It is obvious that such evidence is extremely weak, particularly on the two necessarily concurrent elements of the crime as charged; that is (1) that the defendant was under the influence of intoxicating liquor, and (2) that while driving his car in such condition, he committed an act forbidden [61 Cal. App. 2d 313] by law or neglected to perform a duty imposed by law, which proximately caused bodily injury to a person.
 As stated in People v. Levens, 28 Cal. App. 2d 455, 459 [82 P.2d 698]: "In order to sustain a conviction under section 501 of the Vehicle Code, it must appear in the evidence adduced at the trial not only that the defendant therein was driving an automobile while under the influence of intoxicating liquor, and that while in such condition he committed some act forbidden by law, or that he neglected to perform some duty imposed by law, but in addition that such act, or such neglect, proximately caused bodily injury to some person."  And as stated in People v. Freeman, 16 Cal. App. 2d 101, 103 [60 P.2d 333]: "The mere act of driving a vehicle upon a public highway while intoxicated is an unlawful act. (Sec. 502, Veh. Code.) Whether it is a felony or misdemeanor depends upon the facts and circumstances in the case. (Sec. 501, Veh. Code.)" The facts of each particular case must, therefore, determine whether the acts shown to have been committed constitute a violation of the statute upon which the charge is based.
Assuming, but not so deciding, that the evidence that the petitioner was under the influence of intoxicating liquor was sufficient under the rule as stated in People v. Dingle, 56 Cal. App. 445 [205 P. 705], and People v. McKee, 80 Cal. App. 200 [251 P. 675], was the mere showing that petitioner drove his car at an estimated speed of fifty-five miles an hour, and during which time he momentarily drove onto the left portion of the highway then back again to the right side and ultimately over the embankment, sufficient to come within the provisions of section 501 of the Vehicle Code?

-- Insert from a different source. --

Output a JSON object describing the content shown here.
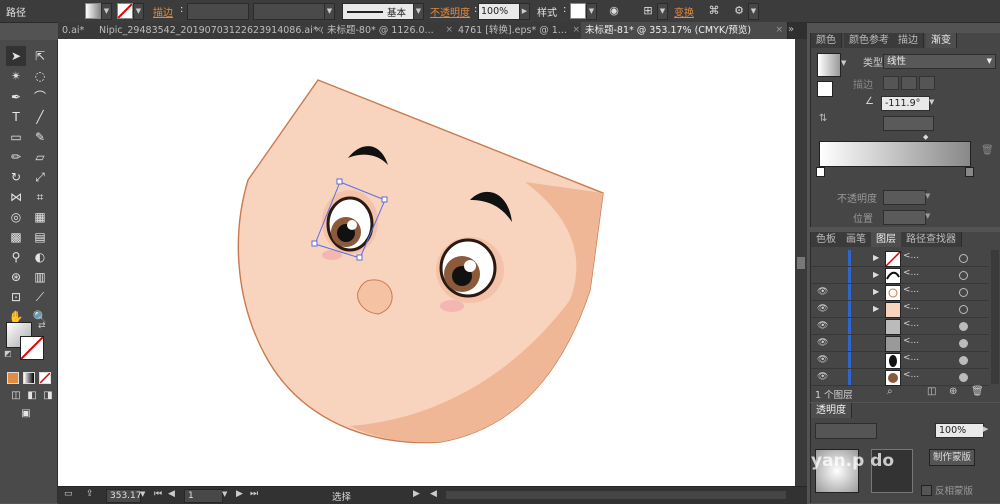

Respondent insists that the question should be answered in the affirmative and that no further evidence is necessary.
 Under Vehicle Code sections 510 (basic speed law) and 511 (prima facie speed limits) speed alone cannot be considered as unlawful without additional evidence as regards such speed in relation to the physical facts of the surface, width and general characteristics of the highway, together with traffic conditions as of that time.  In the absence of a showing herein, either that the circumstances required a slower speed than the evidence disclosed or that the one failure to comply with the terms of section 525 of the Vehicle [61 Cal. App. 2d 314] Code (driving on right side of highway) proximately caused the fatal injury to Nevins, it cannot be said that petitioner's driving was such as to bring his actions within the prohibitions of section 501 of the Vehicle Code. The criterion in such cases must be the reasonableness of the speed in relation to the physical facts surrounding the highway and its use at the particular time. (People v. McKee, supra.)
 We cannot agree with petitioner's final contention that the evidence which placed the scene of the accident six and one-half miles south of Grass Valley on the Auburn highway, number 49, fails to show venue. It is true such evidence is not wholly satisfactory, but as this court said in People v. Bastio, 55 Cal. App. 2d 615, 617 [131 P.2d 614]: "Venue in a criminal case need not be proven beyond a reasonable doubt." (People v. Montgomery, 32 Cal. App. 2d 43 [89 P.2d 184]; People v. De Soto, 33 Cal. App. 2d 478 [92 P.2d 466].)
 Courts may take judicial notice of geographical facts. (Sec. 1875, Code Civ. Proc.) By an examination of a map of this state showing the county subdivisions it is readily apparent that the highway in question runs in a southerly direction from the city of Grass Valley for a distance of approximately fifteen miles before crossing the Placer County line. Such facts are well established and authoritatively settled. (Communist Party v. Peek, 20 Cal. 2d 536 [127 P.2d 889].)
From the record as presented to this court the conclusion is inescapable that the petitioner was committed on a criminal charge without reasonable or probable cause. (In re Whitlatch, 60 Cal. App. 2d 189 [140 P.2d 457].)
The petitioner is discharged.
Thompson, J., and Adams, P. J., concurred.